=== Section Start ===
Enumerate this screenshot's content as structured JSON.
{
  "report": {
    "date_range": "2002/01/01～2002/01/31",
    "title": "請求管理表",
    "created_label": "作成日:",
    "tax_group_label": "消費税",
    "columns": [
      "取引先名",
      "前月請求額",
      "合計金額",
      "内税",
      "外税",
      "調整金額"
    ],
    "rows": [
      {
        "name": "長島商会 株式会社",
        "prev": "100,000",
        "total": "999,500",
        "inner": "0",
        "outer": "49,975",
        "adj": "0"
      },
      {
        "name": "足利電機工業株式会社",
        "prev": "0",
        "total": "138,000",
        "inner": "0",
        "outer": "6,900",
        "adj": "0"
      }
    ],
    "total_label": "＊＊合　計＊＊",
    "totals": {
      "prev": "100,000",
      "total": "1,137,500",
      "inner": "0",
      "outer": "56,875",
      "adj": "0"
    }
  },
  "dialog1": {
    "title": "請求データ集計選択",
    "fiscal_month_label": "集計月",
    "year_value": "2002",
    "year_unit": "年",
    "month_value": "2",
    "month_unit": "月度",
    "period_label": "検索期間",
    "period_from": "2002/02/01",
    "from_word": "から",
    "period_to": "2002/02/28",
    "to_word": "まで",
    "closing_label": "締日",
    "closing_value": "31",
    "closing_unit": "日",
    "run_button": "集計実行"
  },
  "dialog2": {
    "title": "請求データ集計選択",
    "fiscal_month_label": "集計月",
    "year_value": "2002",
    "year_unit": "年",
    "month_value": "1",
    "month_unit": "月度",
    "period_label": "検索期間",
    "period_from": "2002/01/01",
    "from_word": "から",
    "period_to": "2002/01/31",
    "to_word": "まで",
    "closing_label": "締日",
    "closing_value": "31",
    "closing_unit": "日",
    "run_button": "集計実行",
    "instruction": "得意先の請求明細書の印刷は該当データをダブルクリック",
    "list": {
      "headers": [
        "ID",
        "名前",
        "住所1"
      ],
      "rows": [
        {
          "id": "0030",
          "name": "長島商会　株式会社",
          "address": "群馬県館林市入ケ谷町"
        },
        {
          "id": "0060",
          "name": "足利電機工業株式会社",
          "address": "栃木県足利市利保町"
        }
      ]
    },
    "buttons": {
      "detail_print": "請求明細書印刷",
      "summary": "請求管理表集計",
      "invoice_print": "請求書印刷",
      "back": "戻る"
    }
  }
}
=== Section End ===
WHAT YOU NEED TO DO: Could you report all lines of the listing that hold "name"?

FINISHED EXERCISE:
        "name": "長島商会 株式会社",
        "name": "足利電機工業株式会社",
          "name": "長島商会　株式会社",
          "name": "足利電機工業株式会社",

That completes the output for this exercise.